Even though the final stage of the project had been demonstrably complete, the client insisted on additional unscheduled activities being complete first before the final invoice being issued.

When the final invoice was issued, they were shocked by the cost. But why? Because these additional activities weren’t planned for, within the scope of the project, I was essentially supplying estimates on a daily basis. So over time, the client had lost track of the amount of work they had requested.

What we had was a classic case of “mission creep“, where a project has expanded beyond its original goals, often after initial successes.

I’d always been mindful to invoice as often as a project would allow, for two reasons:

  1. to mitigate cash flow problems, and;
  2. to fend off the damage delayed or none payment can cause.

Mitigating the cost of “mission creep”

Well, this one client project made me think again about this policy. As a rule, I have invoice breakpoints, which can be better explained by quoting straight from my terms & conditions:

“Our standard practice is to divide projects into separate stages, with each stage being billable. However, stages may be billed prior to an agreed milestone if the cost of the stage exceeds £2,000.00 or a cost breakpoint previously agreed between the client and Octane Interactive Limited is met.”

This way, we limit the prospect of any one stage within a project running on further than it should. And because we agree these terms & conditions up front, me using this condition as a fall back later within the project shouldn’t come as an unwelcome surprise to the client.

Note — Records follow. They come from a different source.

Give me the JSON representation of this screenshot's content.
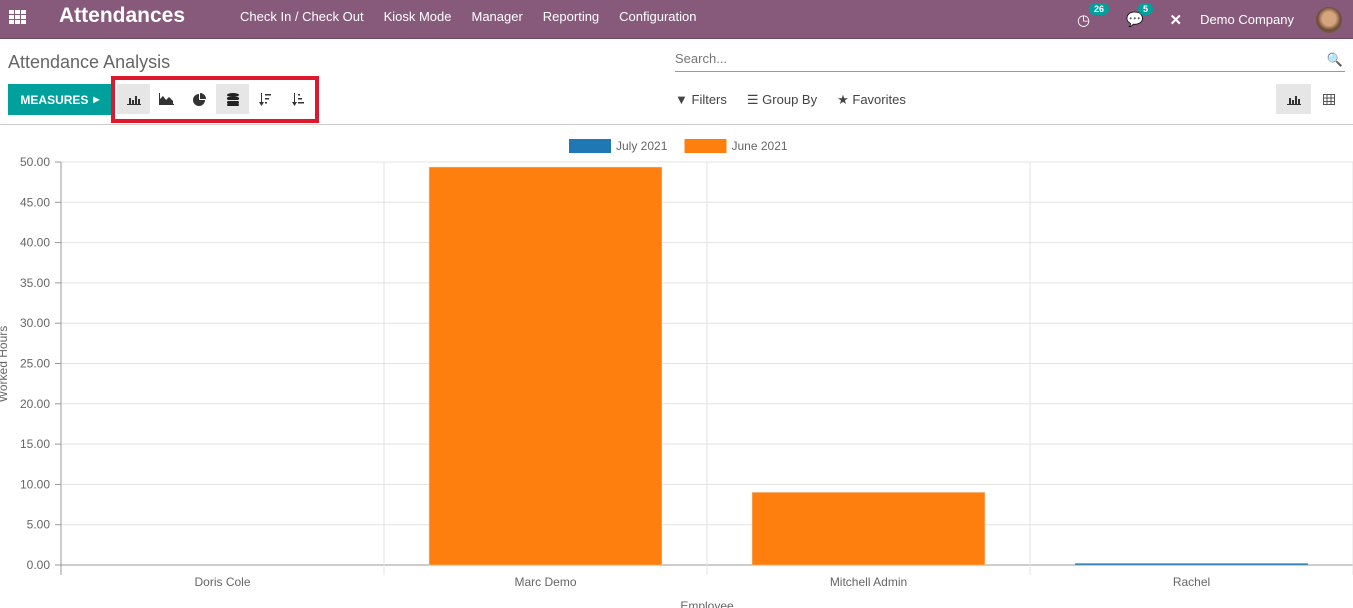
{
  "navbar": {
    "app_title": "Attendances",
    "menu": [
      "Check In / Check Out",
      "Kiosk Mode",
      "Manager",
      "Reporting",
      "Configuration"
    ],
    "activity_count": "26",
    "message_count": "5",
    "company": "Demo Company"
  },
  "control_panel": {
    "breadcrumb": "Attendance Analysis",
    "search_placeholder": "Search...",
    "measures_label": "MEASURES",
    "filters_label": "Filters",
    "groupby_label": "Group By",
    "favorites_label": "Favorites"
  },
  "colors": {
    "navbar": "#875a7b",
    "primary": "#00a09d",
    "highlight": "#e0182d"
  },
  "chart_data": {
    "type": "bar",
    "stacked": true,
    "categories": [
      "Doris Cole",
      "Marc Demo",
      "Mitchell Admin",
      "Rachel"
    ],
    "series": [
      {
        "name": "July 2021",
        "color": "#1f77b4",
        "values": [
          0,
          0,
          0,
          0.1
        ]
      },
      {
        "name": "June 2021",
        "color": "#ff7f0e",
        "values": [
          0,
          49.35,
          9.0,
          0
        ]
      }
    ],
    "xlabel": "Employee",
    "ylabel": "Worked Hours",
    "ylim": [
      0,
      50
    ],
    "yticks": [
      "0.00",
      "5.00",
      "10.00",
      "15.00",
      "20.00",
      "25.00",
      "30.00",
      "35.00",
      "40.00",
      "45.00",
      "50.00"
    ],
    "grid": true,
    "legend": "top-center"
  }
}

The other advantage to billing often is that you give your client a clear insight into just how much each stage of a project costs, and how much of a commitment of work that stage of the project is / was.

By encouraging your client to pay in stages, they’re making a major financial commitment, which then helps them to work towards completing a project with you, rather than just abandoning it and walking away, owing thousands, thinking that they have no financial liability.

Once a client is happy that the progress you’ve made is consistent with the agreed stage, they’re endorsing your progress with a financial seal of approval.

Because of what I do, it’s often very easy to demonstrate to a client the progress being made. I can often grant them access to any given website or web application during the various stages of its development.

In fact, I often encourage clients to begin using a website or web application (even if only for internal purposes), to trigger feedback, and for them to become comfortable with their project.

I’m sure you can find similar examples within your own work process.

In this current economic climate, it’s imperative that we all work together and not apart. For my part, I’m actively working on innovative web applications than can help my clients save money during the recession.

Hopefully, this advice may help you start a new conversation with your clients that could help stave off financial problems in the future…